• Grief and Loss: All children who enter foster care experience grief and loss due to the separation from their biological family. This happens whether or not the child has an abusive or neglectful background. It happens even to babies, who have had nine months in utero to get used to the sounds and rhythms of their biological mother.
• Fear and Anxiety: Children who enter foster care experience fear and anxiety. While the children are placed with people who have been determined able to provide a safe place, children still need to learn to trust the new adult(s) in their lives. Some of the children who come into care have not attached well to anyone in their family.
• Multiple Placements: Children often experience multiple placements which happen for reasons such as foster parents leaving the program or children needing a home more suited to their specific needs. These placements make attachment and trust much more difficult for foster children.
• Difficulty Trusting Adults: Many foster children have no reason to trust adults and this makes it difficult when they are in school, where most children generally trust teachers. It is important to remember that, in order to survive both emotionally and physically, foster children have had to rely on only themselves. Through patience, time, good parenting, and teamwork, these children can come to trust adults.

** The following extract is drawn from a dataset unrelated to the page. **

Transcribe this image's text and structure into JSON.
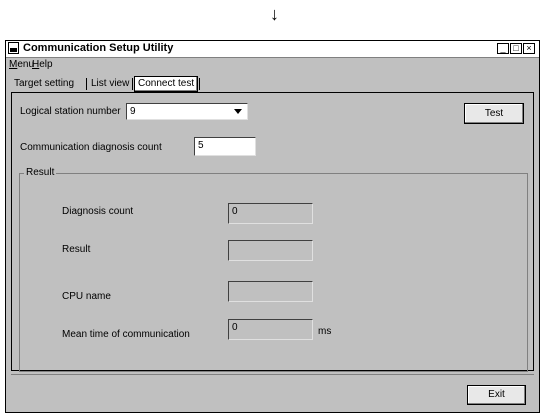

• Fragmentation of services due to moves: Services such as education, therapy, and medical care are fragmented when children move from place to place. At times, these services end up being worthless as the fearful children have no clear sense of who will take care of them.
*From a list compiled by The Colorado Post-Adoption Resource Center and featured in the publication Family Diversity in Education: Foster Care, Kinship Care, Adoption and Schools